I am working only in the afternoons this week, it’s spring break here and the boys are off from school. Typically we send them to camp but not this year. So this morning I decided to take them to the new dog park we have here in town called Barkland. It is a really nice dog park and our mini Aussie Riggs, who is almost 7, loves to run and play with the other dogs. I didn’t get 5 ft into this park when an older woman with a young man about 16 (grandmother and grandson) who are their with their Sheltie, come over and ask me a bunch of questions about Riggs. Apparently they cannot get over how fast he runs, how sweet he is, and did I ever think of doing agility stuff with him. All good, he is a great doggie.
Bryan does not care at all about dogs or cats. He essentially ignores Riggs and our cat Casey. I think he truly likes them but because we have always had at least one dog and a cat, it doesn’t mean that much to him. Riggs, as a herding dog, is super protective of the kids, particularly Bryan. If there is any horseplay in the house, he barks and gets in between the kids or the adults and kids. Riggs flat-out does not like anyone messing with Bryan. Ok, back to the story. Bryan and I went to sit on a bench; he doesn’t want to be at this activity and basically is tolerating it while Jason enjoys running with Riggs, seeing other dogs, and throwing a ball.
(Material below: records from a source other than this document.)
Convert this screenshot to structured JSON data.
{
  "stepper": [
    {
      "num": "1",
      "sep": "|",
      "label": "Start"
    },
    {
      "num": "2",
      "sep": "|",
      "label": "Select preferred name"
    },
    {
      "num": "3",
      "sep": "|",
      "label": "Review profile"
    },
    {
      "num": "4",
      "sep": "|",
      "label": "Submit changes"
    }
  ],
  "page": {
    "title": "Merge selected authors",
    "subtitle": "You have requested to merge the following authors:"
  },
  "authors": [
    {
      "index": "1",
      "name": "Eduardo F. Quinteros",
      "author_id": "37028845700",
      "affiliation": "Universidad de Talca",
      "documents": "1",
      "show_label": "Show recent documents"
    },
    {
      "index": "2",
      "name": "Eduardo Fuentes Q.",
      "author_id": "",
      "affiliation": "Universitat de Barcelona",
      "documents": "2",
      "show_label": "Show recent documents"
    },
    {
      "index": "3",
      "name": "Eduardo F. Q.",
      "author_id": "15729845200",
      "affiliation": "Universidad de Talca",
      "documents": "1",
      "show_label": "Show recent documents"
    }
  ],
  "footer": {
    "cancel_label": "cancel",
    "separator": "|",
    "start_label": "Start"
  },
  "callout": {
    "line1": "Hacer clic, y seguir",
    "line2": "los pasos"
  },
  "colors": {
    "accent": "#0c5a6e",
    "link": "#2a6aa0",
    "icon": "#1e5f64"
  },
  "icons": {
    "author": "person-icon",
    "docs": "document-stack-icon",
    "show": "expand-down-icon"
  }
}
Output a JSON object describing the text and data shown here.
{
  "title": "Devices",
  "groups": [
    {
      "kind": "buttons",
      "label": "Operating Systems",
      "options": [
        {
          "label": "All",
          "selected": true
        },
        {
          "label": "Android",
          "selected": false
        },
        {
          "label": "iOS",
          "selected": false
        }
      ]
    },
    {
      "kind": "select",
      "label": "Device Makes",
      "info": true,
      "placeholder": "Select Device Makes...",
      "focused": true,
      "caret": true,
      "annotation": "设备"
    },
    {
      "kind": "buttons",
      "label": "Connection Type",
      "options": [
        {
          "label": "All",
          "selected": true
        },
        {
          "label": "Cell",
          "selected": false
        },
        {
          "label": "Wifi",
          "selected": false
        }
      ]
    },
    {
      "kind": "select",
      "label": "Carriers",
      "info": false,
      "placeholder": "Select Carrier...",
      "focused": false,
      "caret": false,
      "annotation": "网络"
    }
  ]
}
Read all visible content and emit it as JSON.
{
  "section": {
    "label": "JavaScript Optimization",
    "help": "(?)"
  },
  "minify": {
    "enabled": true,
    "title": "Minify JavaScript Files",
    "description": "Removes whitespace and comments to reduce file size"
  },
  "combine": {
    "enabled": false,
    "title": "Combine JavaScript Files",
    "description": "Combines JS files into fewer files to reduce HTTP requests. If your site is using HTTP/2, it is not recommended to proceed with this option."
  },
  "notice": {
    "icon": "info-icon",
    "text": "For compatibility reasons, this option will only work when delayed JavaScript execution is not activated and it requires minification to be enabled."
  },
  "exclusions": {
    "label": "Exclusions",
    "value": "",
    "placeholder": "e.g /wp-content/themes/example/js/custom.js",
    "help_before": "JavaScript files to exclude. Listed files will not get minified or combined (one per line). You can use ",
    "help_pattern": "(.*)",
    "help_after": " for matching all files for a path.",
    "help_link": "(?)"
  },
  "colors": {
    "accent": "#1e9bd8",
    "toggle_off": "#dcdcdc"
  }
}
So this woman comes over and is talking on and on to me about dogs and shelters, and other nonsense. Bryan has been jumping, flapping his arms and asking for lunch a bunch of times, the usual. She looks at Bryan and says to me “have you ever considered doing horses for the handicapped?” Ok, ok, ok. I have listened to your nonsense for long enough. Who asked you lady? Can’t I just sit on a park bench like the rest of the world? Do I have to discuss my family business with every dope that walks along? I know you are probably thinking I’m being harsh. It reminded me of when I was pregnant; everyone has a comment on your appearance and touches you and guesses the sex of the child. Very strange, really.
Don’t get me wrong, I love when people provide info and want to help. I appreciate when people, who I’m engaging with, offer their words of experience and wisdom. But, unsolicited, uninformed advice, well keep that one to yourself. I am just a Mom, enjoying a beautiful sunny morning with her two sons and her dog. Can’t that just be enough for 30 mins??